The answer should be every line below, retyped exactly.

Website and app data records
*** Block opens ***

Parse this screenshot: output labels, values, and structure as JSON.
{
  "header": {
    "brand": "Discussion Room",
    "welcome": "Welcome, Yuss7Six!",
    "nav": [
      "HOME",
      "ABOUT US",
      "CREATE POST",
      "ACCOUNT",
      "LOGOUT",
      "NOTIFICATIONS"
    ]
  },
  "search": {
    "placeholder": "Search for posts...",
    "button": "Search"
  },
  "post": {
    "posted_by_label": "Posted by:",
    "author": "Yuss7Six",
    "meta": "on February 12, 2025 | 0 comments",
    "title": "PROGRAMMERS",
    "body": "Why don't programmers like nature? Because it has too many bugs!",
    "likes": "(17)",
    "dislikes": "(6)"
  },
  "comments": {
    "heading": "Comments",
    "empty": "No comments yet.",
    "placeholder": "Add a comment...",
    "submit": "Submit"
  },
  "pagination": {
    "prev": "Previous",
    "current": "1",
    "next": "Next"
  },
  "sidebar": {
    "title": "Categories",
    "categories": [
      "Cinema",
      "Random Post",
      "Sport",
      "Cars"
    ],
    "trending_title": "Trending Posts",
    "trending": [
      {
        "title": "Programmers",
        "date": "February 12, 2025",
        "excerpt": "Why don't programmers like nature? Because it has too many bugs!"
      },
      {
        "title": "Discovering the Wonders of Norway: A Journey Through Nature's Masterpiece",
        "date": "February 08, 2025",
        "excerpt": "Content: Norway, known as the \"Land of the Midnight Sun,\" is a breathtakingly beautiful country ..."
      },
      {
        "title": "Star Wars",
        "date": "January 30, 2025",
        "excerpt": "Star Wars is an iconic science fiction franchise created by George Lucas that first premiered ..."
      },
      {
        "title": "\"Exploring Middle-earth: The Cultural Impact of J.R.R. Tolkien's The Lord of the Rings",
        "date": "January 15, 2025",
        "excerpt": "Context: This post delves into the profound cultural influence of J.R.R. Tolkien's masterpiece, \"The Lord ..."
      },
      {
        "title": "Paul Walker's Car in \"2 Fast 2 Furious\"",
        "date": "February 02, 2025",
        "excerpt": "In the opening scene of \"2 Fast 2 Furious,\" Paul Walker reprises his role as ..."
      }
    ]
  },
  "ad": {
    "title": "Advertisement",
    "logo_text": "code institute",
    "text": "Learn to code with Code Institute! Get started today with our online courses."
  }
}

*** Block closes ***

Task result ▸
Parse this screenshot: output labels, values, and structure as JSON.
{
  "header": {
    "brand": "Discussion Room",
    "welcome": "Welcome, Yuss7Six!",
    "nav": [
      "HOME",
      "ABOUT US",
      "CREATE POST",
      "ACCOUNT",
      "LOGOUT",
      "NOTIFICATIONS"
    ]
  },
  "search": {
    "placeholder": "Search for posts...",
    "button": "Search"
  },
  "post": {
    "posted_by_label": "Posted by:",
    "author": "Yuss7Six",
    "meta": "on February 12, 2025 | 0 comments",
    "title": "PROGRAMMERS",
    "body": "Why don't programmers like nature? Because it has too many bugs!",
    "likes": "(17)",
    "dislikes": "(6)"
  },
  "comments": {
    "heading": "Comments",
    "empty": "No comments yet.",
    "placeholder": "Add a comment...",
    "submit": "Submit"
  },
  "pagination": {
    "prev": "Previous",
    "current": "1",
    "next": "Next"
  },
  "sidebar": {
    "title": "Categories",
    "categories": [
      "Cinema",
      "Random Post",
      "Sport",
      "Cars"
    ],
    "trending_title": "Trending Posts",
    "trending": [
      {
        "title": "Programmers",
        "date": "February 12, 2025",
        "excerpt": "Why don't programmers like nature? Because it has too many bugs!"
      },
      {
        "title": "Discovering the Wonders of Norway: A Journey Through Nature's Masterpiece",
        "date": "February 08, 2025",
        "excerpt": "Content: Norway, known as the \"Land of the Midnight Sun,\" is a breathtakingly beautiful country ..."
      },
      {
        "title": "Star Wars",
        "date": "January 30, 2025",
        "excerpt": "Star Wars is an iconic science fiction franchise created by George Lucas that first premiered ..."
      },
      {
        "title": "\"Exploring Middle-earth: The Cultural Impact of J.R.R. Tolkien's The Lord of the Rings",
        "date": "January 15, 2025",
        "excerpt": "Context: This post delves into the profound cultural influence of J.R.R. Tolkien's masterpiece, \"The Lord ..."
      },
      {
        "title": "Paul Walker's Car in \"2 Fast 2 Furious\"",
        "date": "February 02, 2025",
        "excerpt": "In the opening scene of \"2 Fast 2 Furious,\" Paul Walker reprises his role as ..."
      }
    ]
  },
  "ad": {
    "title": "Advertisement",
    "logo_text": "code institute",
    "text": "Learn to code with Code Institute! Get started today with our online courses."
  }
}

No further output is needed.